Indonesia`s halal food exports are on the rise. The total monetary value of these exports is estimated at US$229 million. So far, the country has exported 10 processed foods. It expects to increase its exports in the future as it plans to become a major halal hub in the region. To achieve high growth in the export of halal foods to various countries, it is providing incentives to local halal food exporters. Indonesian Finance Minister Sri Mulyani Indrawati said this in an online seminar titled “Indonesia towards the Center for World Halal Producers”
The State Treasurer specified that the 10 types of halal processed food the country is exporting consisted of margarine, wafers, biscuits, processed pineapple, packaged coffee, coffee extract, and malt extract, sauces, baby food, bread, and cakes. These items are very popular among the consumers in their target markets of 29 countries. The most popular among these items are margarine or similar products that are related to crude palm oil (CPO) and its derivatives. However, he expects the country to start exporting a few other products as well to its target markets in the near future.
“We still have a big opportunity for our export share of up to 61 percent. This should be used by Indonesia to increase several other products as well,” he explained.
The government itself provides fiscal incentives to encourage investment and export of halal products. These incentives are delegated to the Investment Coordinating Board (BKPM) so that BKPM can immediately provide various incentives for investment in high-priority areas. Therefore, the government wants to ensure that the halal industry receives various stimuli in terms of income tax facilities. The other incentives include a tax holiday, tax allowance, reduced import income tax, the super deduction for research, and vocational training.

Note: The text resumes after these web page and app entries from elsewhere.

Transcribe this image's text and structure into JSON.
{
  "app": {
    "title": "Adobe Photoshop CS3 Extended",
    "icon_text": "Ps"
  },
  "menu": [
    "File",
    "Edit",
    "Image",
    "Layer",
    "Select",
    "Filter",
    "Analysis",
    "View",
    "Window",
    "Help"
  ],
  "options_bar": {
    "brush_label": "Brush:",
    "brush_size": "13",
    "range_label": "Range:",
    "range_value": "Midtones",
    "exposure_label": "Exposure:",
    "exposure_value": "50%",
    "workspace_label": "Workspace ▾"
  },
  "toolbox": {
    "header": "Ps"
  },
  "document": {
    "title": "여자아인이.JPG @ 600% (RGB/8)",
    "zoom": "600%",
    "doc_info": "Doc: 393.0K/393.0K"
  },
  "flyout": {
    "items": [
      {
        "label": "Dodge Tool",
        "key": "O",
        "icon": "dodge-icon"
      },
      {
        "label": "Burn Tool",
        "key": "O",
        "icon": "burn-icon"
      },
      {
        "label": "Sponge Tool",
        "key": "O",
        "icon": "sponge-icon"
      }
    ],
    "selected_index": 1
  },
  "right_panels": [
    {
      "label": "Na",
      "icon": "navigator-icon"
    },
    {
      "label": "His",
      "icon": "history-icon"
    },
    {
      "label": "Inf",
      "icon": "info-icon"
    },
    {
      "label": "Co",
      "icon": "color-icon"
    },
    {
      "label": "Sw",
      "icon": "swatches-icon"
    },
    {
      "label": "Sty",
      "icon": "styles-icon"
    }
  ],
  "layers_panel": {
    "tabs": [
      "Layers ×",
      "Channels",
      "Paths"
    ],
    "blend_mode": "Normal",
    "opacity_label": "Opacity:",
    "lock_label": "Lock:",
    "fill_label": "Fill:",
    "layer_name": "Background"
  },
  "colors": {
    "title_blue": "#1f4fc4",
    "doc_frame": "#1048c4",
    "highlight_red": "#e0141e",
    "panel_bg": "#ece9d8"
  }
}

The government also provides incentives in customs and excise facilities in the form of exemption or return of import duties to companies such as Ease of Import for Export Purposes (KITE). The government bears the import duty in certain industries to achieve the export targets in the specified products. “There are also incentives from value-added tax (VAT) facilities that will be provided, such as VAT reduction for capital goods, health and education services, social services, and export services,” he added. Finally, various special facilities to support increased exports of halal products. Among them are facilities in special economic zones (KEK), facilities in free trade zones, and facilities in industrial areas.